Enacting legislation to compel tech companies to help law enforcement decrypt data on mobile devices would diminish America's standing as a moral leader in the world, a nation looked up to by billions of people, even with our many flaws.
Tools and techniques need to be identified to aid law enforcement in gathering evidence from devices, such as smartphones, while safeguarding the security and privacy of individuals. Can stakeholders find that middle ground?
Cambridge Savings Bank in Massachusetts is incorporating biometrics into its online and mobile banking platform as a way to limit, and in some cases remove, the need for username and password authentication. In this case study interview, two bank executives discuss what others can learn from the project.
The keys to the digital kingdom are too easy to steal through malware and social engineering. What can security leaders do to help raise their organizations' level of privileged access management? Ken Ammon of CA Technologies offers insights in this video interview.
Just back from a trip to Israel, where she spoke with leading security researchers about such topics as the Internet of Things, cyberterrorism and banking malware, Gartner analyst Avivah Litan says 2016 will be a turning point for adoption of biometrics in identity proofing. Learn why in this video interview.
As public cloud offerings and technologies to secure them continue to mature, public cloud will increasingly feature in India's cloud story. How ready are security practitioners, and how much traction do technologies such as CASB have?
To boost security and eliminate the need for passwords, MasterCard plans to later this year roll out a facial biometrics app for authentication of online purchases. But some experts warn that biometrics technology is not fool-proof and should only be deployed as part of a layered authentication approach.
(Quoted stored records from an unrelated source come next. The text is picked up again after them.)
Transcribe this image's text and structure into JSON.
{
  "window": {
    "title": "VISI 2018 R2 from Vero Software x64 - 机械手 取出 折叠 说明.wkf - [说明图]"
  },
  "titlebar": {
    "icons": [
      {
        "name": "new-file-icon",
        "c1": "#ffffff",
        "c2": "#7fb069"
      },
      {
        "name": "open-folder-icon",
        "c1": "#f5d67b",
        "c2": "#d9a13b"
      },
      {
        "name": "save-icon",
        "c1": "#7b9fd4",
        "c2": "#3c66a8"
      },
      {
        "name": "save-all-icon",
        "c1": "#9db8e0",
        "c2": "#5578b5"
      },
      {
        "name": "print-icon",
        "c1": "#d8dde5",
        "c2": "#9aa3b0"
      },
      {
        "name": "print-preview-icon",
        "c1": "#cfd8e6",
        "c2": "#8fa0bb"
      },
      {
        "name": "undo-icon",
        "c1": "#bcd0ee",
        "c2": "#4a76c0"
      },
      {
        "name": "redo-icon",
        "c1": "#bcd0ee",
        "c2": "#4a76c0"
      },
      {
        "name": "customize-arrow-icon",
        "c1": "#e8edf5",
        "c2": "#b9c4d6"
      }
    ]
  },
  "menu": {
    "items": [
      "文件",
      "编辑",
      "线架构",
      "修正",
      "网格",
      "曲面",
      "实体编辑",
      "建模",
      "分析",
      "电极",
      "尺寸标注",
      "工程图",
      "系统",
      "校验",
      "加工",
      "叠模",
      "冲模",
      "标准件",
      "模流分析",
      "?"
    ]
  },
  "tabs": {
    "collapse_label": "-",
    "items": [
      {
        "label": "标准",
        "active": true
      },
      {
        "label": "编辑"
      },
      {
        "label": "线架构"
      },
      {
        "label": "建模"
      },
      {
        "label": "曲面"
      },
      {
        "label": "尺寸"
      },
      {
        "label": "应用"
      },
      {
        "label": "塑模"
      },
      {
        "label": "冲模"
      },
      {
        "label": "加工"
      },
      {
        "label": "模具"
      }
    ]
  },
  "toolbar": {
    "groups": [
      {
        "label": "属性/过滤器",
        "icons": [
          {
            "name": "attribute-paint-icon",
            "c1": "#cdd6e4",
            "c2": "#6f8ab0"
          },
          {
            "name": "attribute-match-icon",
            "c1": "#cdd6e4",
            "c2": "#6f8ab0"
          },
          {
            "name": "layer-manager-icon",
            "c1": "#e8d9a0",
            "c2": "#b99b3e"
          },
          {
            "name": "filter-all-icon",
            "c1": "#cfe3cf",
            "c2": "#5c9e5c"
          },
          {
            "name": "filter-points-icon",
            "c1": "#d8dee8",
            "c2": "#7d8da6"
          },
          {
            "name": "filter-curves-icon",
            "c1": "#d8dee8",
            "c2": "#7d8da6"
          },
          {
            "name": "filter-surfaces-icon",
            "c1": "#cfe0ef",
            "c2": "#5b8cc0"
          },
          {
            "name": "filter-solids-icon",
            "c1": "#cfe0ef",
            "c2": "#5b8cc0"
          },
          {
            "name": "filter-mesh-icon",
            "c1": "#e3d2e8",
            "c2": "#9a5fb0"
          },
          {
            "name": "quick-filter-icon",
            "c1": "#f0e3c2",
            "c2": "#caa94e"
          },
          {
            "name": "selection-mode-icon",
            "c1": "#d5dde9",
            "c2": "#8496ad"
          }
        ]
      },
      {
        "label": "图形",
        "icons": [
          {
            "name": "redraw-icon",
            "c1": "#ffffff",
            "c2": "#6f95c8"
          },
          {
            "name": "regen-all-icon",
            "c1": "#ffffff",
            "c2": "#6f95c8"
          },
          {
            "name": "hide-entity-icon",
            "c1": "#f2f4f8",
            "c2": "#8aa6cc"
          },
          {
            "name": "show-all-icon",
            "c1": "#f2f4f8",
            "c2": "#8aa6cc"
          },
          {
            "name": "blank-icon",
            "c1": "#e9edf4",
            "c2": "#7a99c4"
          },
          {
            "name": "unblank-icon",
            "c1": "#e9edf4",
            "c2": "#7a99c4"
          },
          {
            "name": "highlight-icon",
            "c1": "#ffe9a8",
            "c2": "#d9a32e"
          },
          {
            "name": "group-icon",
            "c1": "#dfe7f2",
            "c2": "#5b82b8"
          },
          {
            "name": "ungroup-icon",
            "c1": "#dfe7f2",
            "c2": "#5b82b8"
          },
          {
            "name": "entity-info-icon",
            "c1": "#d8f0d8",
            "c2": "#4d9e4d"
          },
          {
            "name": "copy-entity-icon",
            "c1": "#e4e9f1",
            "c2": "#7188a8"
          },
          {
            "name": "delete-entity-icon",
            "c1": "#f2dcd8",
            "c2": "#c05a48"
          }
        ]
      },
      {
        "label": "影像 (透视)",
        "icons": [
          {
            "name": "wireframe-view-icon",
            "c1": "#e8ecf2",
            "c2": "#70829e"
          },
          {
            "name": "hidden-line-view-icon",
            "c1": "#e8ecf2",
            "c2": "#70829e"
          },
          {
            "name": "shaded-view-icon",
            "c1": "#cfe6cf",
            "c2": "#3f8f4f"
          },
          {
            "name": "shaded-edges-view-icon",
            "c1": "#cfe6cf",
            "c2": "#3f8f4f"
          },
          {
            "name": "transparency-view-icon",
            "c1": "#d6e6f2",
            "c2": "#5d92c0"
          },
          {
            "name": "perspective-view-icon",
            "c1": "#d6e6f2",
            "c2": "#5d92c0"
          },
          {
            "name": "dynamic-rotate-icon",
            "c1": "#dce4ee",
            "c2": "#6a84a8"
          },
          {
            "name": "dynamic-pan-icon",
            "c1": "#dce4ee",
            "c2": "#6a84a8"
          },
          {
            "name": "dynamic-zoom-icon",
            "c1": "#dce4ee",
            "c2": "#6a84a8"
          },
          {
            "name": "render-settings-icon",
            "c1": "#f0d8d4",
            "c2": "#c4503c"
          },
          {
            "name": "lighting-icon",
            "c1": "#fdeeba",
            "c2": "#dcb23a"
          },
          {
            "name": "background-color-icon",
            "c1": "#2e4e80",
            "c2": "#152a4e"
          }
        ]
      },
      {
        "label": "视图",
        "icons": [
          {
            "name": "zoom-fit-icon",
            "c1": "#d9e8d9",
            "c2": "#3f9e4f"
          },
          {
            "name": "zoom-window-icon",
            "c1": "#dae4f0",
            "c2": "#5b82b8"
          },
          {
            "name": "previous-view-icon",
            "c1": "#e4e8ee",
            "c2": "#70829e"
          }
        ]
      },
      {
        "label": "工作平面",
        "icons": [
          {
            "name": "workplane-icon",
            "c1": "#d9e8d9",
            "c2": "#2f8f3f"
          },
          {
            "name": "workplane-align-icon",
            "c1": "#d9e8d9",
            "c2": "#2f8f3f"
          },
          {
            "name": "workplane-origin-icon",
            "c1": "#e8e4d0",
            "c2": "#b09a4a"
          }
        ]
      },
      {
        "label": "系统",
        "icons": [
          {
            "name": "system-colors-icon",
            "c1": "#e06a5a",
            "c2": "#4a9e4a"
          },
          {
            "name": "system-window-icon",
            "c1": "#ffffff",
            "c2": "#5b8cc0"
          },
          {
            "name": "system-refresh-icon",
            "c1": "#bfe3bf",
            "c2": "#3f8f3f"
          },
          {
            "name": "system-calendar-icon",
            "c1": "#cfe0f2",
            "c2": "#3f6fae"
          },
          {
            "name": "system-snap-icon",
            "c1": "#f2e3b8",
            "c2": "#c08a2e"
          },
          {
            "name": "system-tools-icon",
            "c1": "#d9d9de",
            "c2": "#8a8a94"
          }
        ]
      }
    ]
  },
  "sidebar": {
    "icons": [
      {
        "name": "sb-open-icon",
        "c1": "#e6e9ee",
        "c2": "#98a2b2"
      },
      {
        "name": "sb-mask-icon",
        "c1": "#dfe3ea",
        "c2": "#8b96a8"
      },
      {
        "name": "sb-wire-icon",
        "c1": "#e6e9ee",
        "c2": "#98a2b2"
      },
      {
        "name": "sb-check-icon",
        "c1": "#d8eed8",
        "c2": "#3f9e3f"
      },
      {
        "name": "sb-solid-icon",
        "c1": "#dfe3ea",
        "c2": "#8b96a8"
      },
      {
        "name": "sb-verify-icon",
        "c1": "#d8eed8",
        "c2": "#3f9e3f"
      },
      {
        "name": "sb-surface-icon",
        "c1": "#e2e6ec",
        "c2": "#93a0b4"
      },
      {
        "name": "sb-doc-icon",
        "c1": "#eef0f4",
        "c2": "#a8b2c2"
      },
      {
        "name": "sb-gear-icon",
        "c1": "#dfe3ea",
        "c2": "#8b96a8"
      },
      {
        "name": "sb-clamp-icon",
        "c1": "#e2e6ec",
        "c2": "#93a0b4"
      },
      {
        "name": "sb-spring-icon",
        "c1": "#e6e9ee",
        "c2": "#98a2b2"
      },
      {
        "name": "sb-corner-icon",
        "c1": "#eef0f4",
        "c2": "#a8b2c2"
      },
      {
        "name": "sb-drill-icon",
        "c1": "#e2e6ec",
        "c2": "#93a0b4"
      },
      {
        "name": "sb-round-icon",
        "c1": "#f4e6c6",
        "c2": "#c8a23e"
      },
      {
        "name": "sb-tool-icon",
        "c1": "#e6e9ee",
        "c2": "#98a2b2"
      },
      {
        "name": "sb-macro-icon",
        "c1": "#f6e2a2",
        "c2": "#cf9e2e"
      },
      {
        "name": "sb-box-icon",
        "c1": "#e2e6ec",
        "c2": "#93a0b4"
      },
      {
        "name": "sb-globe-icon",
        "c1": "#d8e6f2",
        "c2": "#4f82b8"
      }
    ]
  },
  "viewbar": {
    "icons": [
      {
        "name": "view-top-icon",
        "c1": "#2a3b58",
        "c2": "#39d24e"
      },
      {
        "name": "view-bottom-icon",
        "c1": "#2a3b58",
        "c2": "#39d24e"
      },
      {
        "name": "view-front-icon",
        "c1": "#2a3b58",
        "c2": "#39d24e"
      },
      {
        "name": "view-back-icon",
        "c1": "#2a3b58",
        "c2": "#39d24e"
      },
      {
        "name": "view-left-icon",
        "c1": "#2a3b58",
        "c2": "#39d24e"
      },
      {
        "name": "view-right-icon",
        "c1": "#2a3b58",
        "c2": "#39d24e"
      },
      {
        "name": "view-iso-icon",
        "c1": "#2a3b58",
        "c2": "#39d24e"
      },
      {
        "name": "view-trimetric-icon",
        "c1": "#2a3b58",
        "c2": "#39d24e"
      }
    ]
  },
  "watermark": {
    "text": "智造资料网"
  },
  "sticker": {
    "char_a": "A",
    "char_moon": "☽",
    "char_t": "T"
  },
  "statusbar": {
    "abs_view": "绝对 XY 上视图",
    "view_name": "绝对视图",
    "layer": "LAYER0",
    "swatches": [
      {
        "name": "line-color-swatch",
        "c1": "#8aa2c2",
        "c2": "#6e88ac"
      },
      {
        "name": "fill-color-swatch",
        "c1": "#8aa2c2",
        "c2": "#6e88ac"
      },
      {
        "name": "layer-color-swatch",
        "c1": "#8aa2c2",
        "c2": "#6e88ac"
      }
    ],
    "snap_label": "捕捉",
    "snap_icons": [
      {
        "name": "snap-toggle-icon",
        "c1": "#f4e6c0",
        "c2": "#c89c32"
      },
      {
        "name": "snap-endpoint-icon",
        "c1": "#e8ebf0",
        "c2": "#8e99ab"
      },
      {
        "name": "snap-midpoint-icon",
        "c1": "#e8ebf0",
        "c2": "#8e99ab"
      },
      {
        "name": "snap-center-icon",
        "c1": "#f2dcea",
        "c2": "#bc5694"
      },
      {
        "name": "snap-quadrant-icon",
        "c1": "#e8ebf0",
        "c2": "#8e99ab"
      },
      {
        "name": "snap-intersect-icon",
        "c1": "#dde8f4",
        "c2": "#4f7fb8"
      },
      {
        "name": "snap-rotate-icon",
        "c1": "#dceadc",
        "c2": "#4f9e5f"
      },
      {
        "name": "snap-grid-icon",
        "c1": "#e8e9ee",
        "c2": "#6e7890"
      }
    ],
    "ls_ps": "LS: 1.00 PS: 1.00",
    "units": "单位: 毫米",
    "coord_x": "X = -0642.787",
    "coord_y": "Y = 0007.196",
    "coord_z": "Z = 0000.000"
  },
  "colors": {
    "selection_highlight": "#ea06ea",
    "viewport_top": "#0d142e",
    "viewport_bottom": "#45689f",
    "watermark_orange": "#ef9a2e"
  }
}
The PCI Security Standards Council will soon release an update to its PCI Data Security Standard, requiring the use of multifactor authentication for administrators who have access to card data networks. In an interview, the council's Troy Leach explains the new requirements and compliance expectations.
Who's right: Apple or the FBI? Our readers continue to debate a magistrate judge ordering Apple to help unlock an iPhone tied to a San Bernardino shooter, raising such issues as strong crypto, backdoors as well as legal and moral responsibilities.
Here's more evidence of how a data breach can have a major financial impact. The bill for U.K. telecom giant TalkTalk's October 2015 data breach could be as much as $94 million, and the incident resulted in the loss of 95,000 customers.
Cybercriminals are in mourning after the shocking announcement from Oracle that it will deep-six its beloved Java Web browser plug-in technology, owing to browser makers failing to support "standards based" plug-ins.
Networking giant Fortinet warns that more products than it initially suspected have a hardcoded password that attackers could abuse to remotely gain backdoor access to vulnerable devices. But why did the flaws take so long to be found?
Security experts are warning that Chinese networking product manufacturer TP-Link has been shipping routers with a WiFi password that's based on their MAC address, thus making their passwords easy for would-be attackers to sniff.